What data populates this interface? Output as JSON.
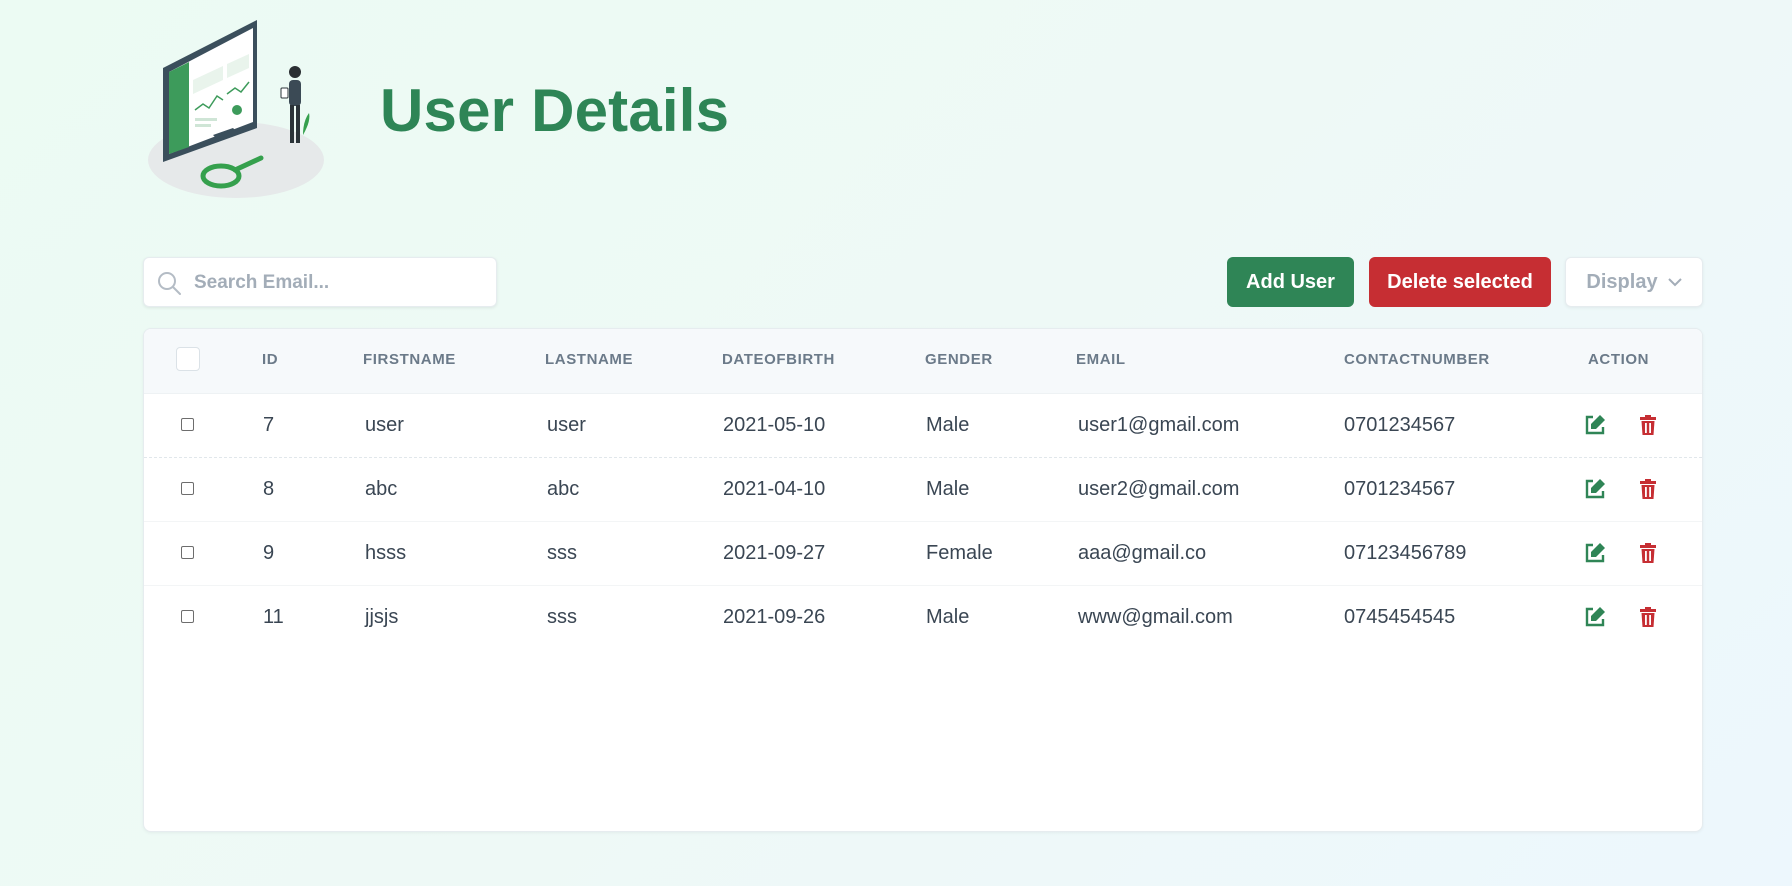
{
  "page": {
    "title": "User Details"
  },
  "search": {
    "placeholder": "Search Email...",
    "value": ""
  },
  "toolbar": {
    "add_label": "Add User",
    "delete_label": "Delete selected",
    "display_label": "Display"
  },
  "table": {
    "columns": [
      "ID",
      "FIRSTNAME",
      "LASTNAME",
      "DATEOFBIRTH",
      "GENDER",
      "EMAIL",
      "CONTACTNUMBER",
      "ACTION"
    ],
    "rows": [
      {
        "id": "7",
        "firstname": "user",
        "lastname": "user",
        "dob": "2021-05-10",
        "gender": "Male",
        "email": "user1@gmail.com",
        "contact": "0701234567"
      },
      {
        "id": "8",
        "firstname": "abc",
        "lastname": "abc",
        "dob": "2021-04-10",
        "gender": "Male",
        "email": "user2@gmail.com",
        "contact": "0701234567"
      },
      {
        "id": "9",
        "firstname": "hsss",
        "lastname": "sss",
        "dob": "2021-09-27",
        "gender": "Female",
        "email": "aaa@gmail.co",
        "contact": "07123456789"
      },
      {
        "id": "11",
        "firstname": "jjsjs",
        "lastname": "sss",
        "dob": "2021-09-26",
        "gender": "Male",
        "email": "www@gmail.com",
        "contact": "0745454545"
      }
    ]
  },
  "icons": {
    "search": "search-icon",
    "chevron": "chevron-down-icon",
    "edit": "edit-icon",
    "delete": "trash-icon"
  },
  "colors": {
    "brand_green": "#2f8556",
    "danger_red": "#c62e33",
    "title_green": "#2e8556"
  }
}
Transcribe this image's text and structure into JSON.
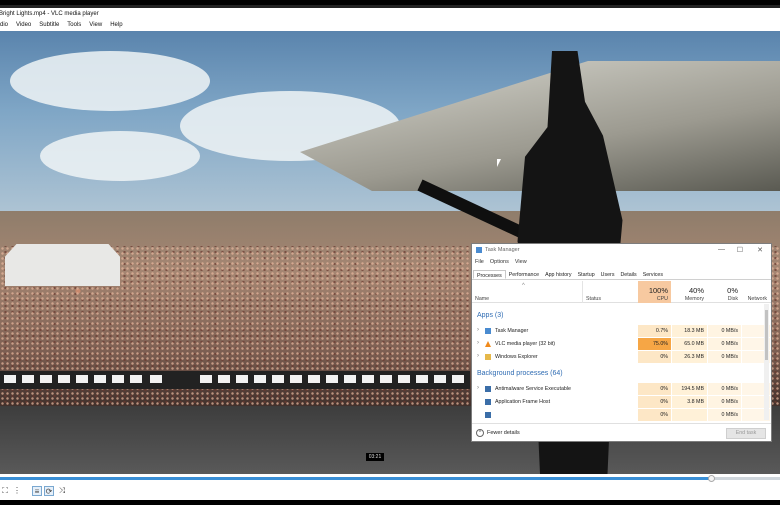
{
  "window": {
    "title": "Bright Lights.mp4 - VLC media player"
  },
  "menu": [
    "dio",
    "Video",
    "Subtitle",
    "Tools",
    "View",
    "Help"
  ],
  "player": {
    "timecode": "03:21",
    "progress_fraction": 0.913
  },
  "task_manager": {
    "title": "Task Manager",
    "menu": [
      "File",
      "Options",
      "View"
    ],
    "tabs": [
      "Processes",
      "Performance",
      "App history",
      "Startup",
      "Users",
      "Details",
      "Services"
    ],
    "active_tab": "Processes",
    "columns": {
      "name": "Name",
      "status": "Status",
      "cpu_pct": "100%",
      "cpu": "CPU",
      "mem_pct": "40%",
      "mem": "Memory",
      "disk_pct": "0%",
      "disk": "Disk",
      "net": "Network"
    },
    "groups": {
      "apps": "Apps (3)",
      "background": "Background processes (64)"
    },
    "apps": [
      {
        "name": "Task Manager",
        "cpu": "0.7%",
        "mem": "18.3 MB",
        "disk": "0 MB/s",
        "net": "0"
      },
      {
        "name": "VLC media player (32 bit)",
        "cpu": "75.0%",
        "mem": "65.0 MB",
        "disk": "0 MB/s",
        "net": "0"
      },
      {
        "name": "Windows Explorer",
        "cpu": "0%",
        "mem": "26.3 MB",
        "disk": "0 MB/s",
        "net": "0"
      }
    ],
    "background": [
      {
        "name": "Antimalware Service Executable",
        "cpu": "0%",
        "mem": "194.5 MB",
        "disk": "0 MB/s",
        "net": "0"
      },
      {
        "name": "Application Frame Host",
        "cpu": "0%",
        "mem": "3.8 MB",
        "disk": "0 MB/s",
        "net": "0"
      },
      {
        "name": "",
        "cpu": "0%",
        "mem": "",
        "disk": "0 MB/s",
        "net": "0"
      }
    ],
    "footer": {
      "fewer_details": "Fewer details",
      "end_task": "End task"
    }
  },
  "colors": {
    "seek_fill": "#3a8fd6",
    "cpu_hot": "#f6a645",
    "group_text": "#2f6cb3"
  }
}
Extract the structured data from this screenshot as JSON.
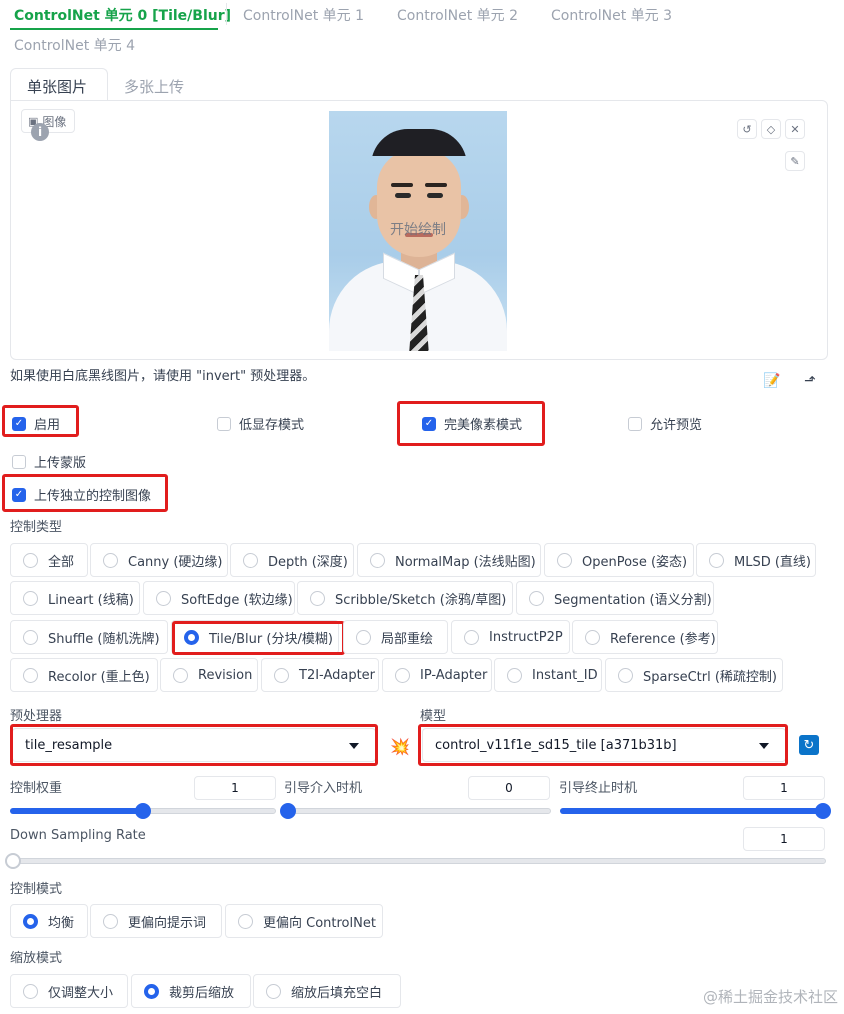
{
  "unit_tabs": [
    "ControlNet 单元 0 [Tile/Blur]",
    "ControlNet 单元 1",
    "ControlNet 单元 2",
    "ControlNet 单元 3",
    "ControlNet 单元 4"
  ],
  "image_tabs": [
    "单张图片",
    "多张上传"
  ],
  "image_panel": {
    "label": "图像",
    "info": "i",
    "overlay_text": "开始绘制",
    "tools": [
      "↺",
      "◇",
      "✕",
      "✎"
    ]
  },
  "hint_text": "如果使用白底黑线图片，请使用 \"invert\" 预处理器。",
  "hint_icons": [
    "📝",
    "⬏"
  ],
  "options": {
    "enable": "启用",
    "low_vram": "低显存模式",
    "pixel_perfect": "完美像素模式",
    "allow_preview": "允许预览",
    "upload_mask": "上传蒙版",
    "upload_independent": "上传独立的控制图像"
  },
  "control_type": {
    "label": "控制类型",
    "items": [
      "全部",
      "Canny (硬边缘)",
      "Depth (深度)",
      "NormalMap (法线贴图)",
      "OpenPose (姿态)",
      "MLSD (直线)",
      "Lineart (线稿)",
      "SoftEdge (软边缘)",
      "Scribble/Sketch (涂鸦/草图)",
      "Segmentation (语义分割)",
      "Shuffle (随机洗牌)",
      "Tile/Blur (分块/模糊)",
      "局部重绘",
      "InstructP2P",
      "Reference (参考)",
      "Recolor (重上色)",
      "Revision",
      "T2I-Adapter",
      "IP-Adapter",
      "Instant_ID",
      "SparseCtrl (稀疏控制)"
    ],
    "selected": "Tile/Blur (分块/模糊)"
  },
  "preprocessor": {
    "label": "预处理器",
    "value": "tile_resample",
    "run_icon": "💥"
  },
  "model": {
    "label": "模型",
    "value": "control_v11f1e_sd15_tile [a371b31b]",
    "refresh_icon": "↻"
  },
  "sliders": {
    "control_weight": {
      "label": "控制权重",
      "value": "1",
      "fraction": 0.5
    },
    "guidance_start": {
      "label": "引导介入时机",
      "value": "0",
      "fraction": 0.0
    },
    "guidance_end": {
      "label": "引导终止时机",
      "value": "1",
      "fraction": 1.0
    },
    "down_sampling": {
      "label": "Down Sampling Rate",
      "value": "1",
      "fraction": 0.0
    }
  },
  "control_mode": {
    "label": "控制模式",
    "items": [
      "均衡",
      "更偏向提示词",
      "更偏向 ControlNet"
    ],
    "selected": "均衡"
  },
  "resize_mode": {
    "label": "缩放模式",
    "items": [
      "仅调整大小",
      "裁剪后缩放",
      "缩放后填充空白"
    ],
    "selected": "裁剪后缩放"
  },
  "watermark": "@稀土掘金技术社区",
  "colors": {
    "accent": "#2563eb",
    "active_tab": "#16a34a",
    "highlight": "#e11d1d"
  }
}
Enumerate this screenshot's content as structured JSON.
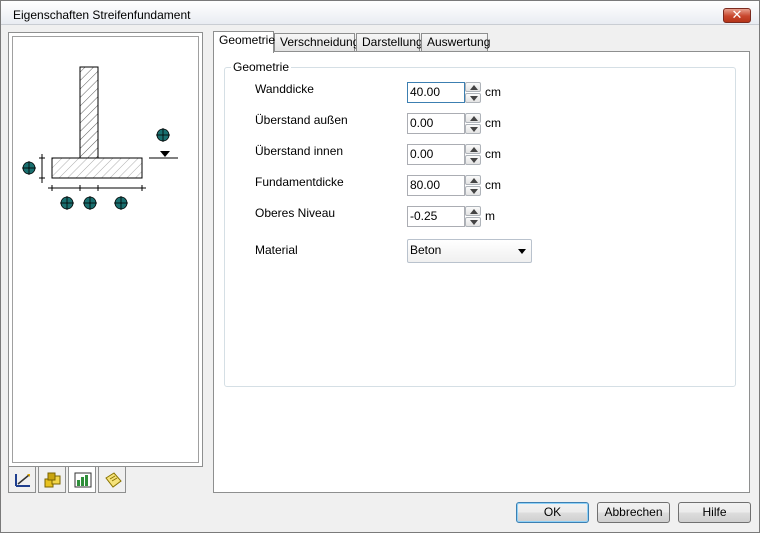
{
  "window": {
    "title": "Eigenschaften Streifenfundament",
    "close_glyph": "✕"
  },
  "tabs": [
    {
      "label": "Geometrie",
      "active": true
    },
    {
      "label": "Verschneidung",
      "active": false
    },
    {
      "label": "Darstellung",
      "active": false
    },
    {
      "label": "Auswertung",
      "active": false
    }
  ],
  "geometry_group": {
    "legend": "Geometrie",
    "fields": [
      {
        "label": "Wanddicke",
        "value": "40.00",
        "unit": "cm"
      },
      {
        "label": "Überstand außen",
        "value": "0.00",
        "unit": "cm"
      },
      {
        "label": "Überstand innen",
        "value": "0.00",
        "unit": "cm"
      },
      {
        "label": "Fundamentdicke",
        "value": "80.00",
        "unit": "cm"
      },
      {
        "label": "Oberes Niveau",
        "value": "-0.25",
        "unit": "m"
      }
    ],
    "material": {
      "label": "Material",
      "value": "Beton"
    }
  },
  "left_icon_tabs": [
    {
      "icon": "geometry-ruler-icon",
      "active": false
    },
    {
      "icon": "materials-icon",
      "active": false
    },
    {
      "icon": "chart-icon",
      "active": true
    },
    {
      "icon": "note-icon",
      "active": false
    }
  ],
  "buttons": {
    "ok": "OK",
    "cancel": "Abbrechen",
    "help": "Hilfe"
  },
  "colors": {
    "accent_blue": "#3c7fb1",
    "marker_teal": "#1a6f6f",
    "close_red": "#c8462c"
  }
}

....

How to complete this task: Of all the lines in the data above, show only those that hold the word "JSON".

Answer to the exercise:
What data populates this interface? Output as JSON.
Transcribe this image's text and structure into JSON.
Extract the structured data from this screenshot as JSON.
Enumerate this screenshot's content as structured JSON.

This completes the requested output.